• _Task description_
Could you return all of the entries word for word, minus any pictures?

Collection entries
****************************************
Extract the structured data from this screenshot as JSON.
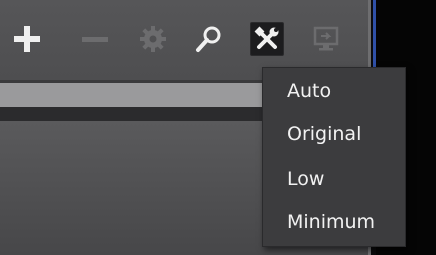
{
  "toolbar": {
    "buttons": [
      {
        "icon": "plus-icon",
        "enabled": true
      },
      {
        "icon": "minus-icon",
        "enabled": false
      },
      {
        "icon": "gear-icon",
        "enabled": false
      },
      {
        "icon": "search-icon",
        "enabled": true
      },
      {
        "icon": "tools-icon",
        "enabled": true,
        "active": true
      },
      {
        "icon": "display-icon",
        "enabled": false
      }
    ]
  },
  "quality_menu": {
    "items": [
      {
        "label": "Auto"
      },
      {
        "label": "Original"
      },
      {
        "label": "Low"
      },
      {
        "label": "Minimum"
      }
    ]
  },
  "colors": {
    "panel": "#4c4c4e",
    "menu_background": "#3c3c3e",
    "menu_text": "#f2f2f2",
    "icon_enabled": "#f0f0f0",
    "icon_disabled": "#6c6c6e",
    "accent_frame": "#2f50a8"
  }
}
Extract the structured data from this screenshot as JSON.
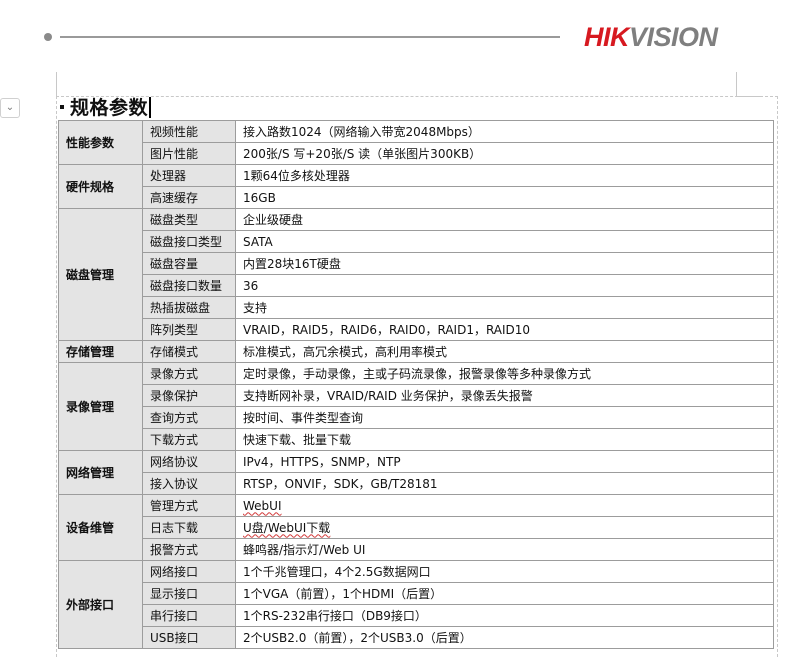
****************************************
• _Answer box_
Extract the structured data from this screenshot as JSON.
{
  "toolbar": {
    "buttons": [
      {
        "icon": "plus-icon",
        "enabled": true
      },
      {
        "icon": "minus-icon",
        "enabled": false
      },
      {
        "icon": "gear-icon",
        "enabled": false
      },
      {
        "icon": "search-icon",
        "enabled": true
      },
      {
        "icon": "tools-icon",
        "enabled": true,
        "active": true
      },
      {
        "icon": "display-icon",
        "enabled": false
      }
    ]
  },
  "quality_menu": {
    "items": [
      {
        "label": "Auto"
      },
      {
        "label": "Original"
      },
      {
        "label": "Low"
      },
      {
        "label": "Minimum"
      }
    ]
  },
  "colors": {
    "panel": "#4c4c4e",
    "menu_background": "#3c3c3e",
    "menu_text": "#f2f2f2",
    "icon_enabled": "#f0f0f0",
    "icon_disabled": "#6c6c6e",
    "accent_frame": "#2f50a8"
  }
}
Extract the structured data from this screenshot as JSON.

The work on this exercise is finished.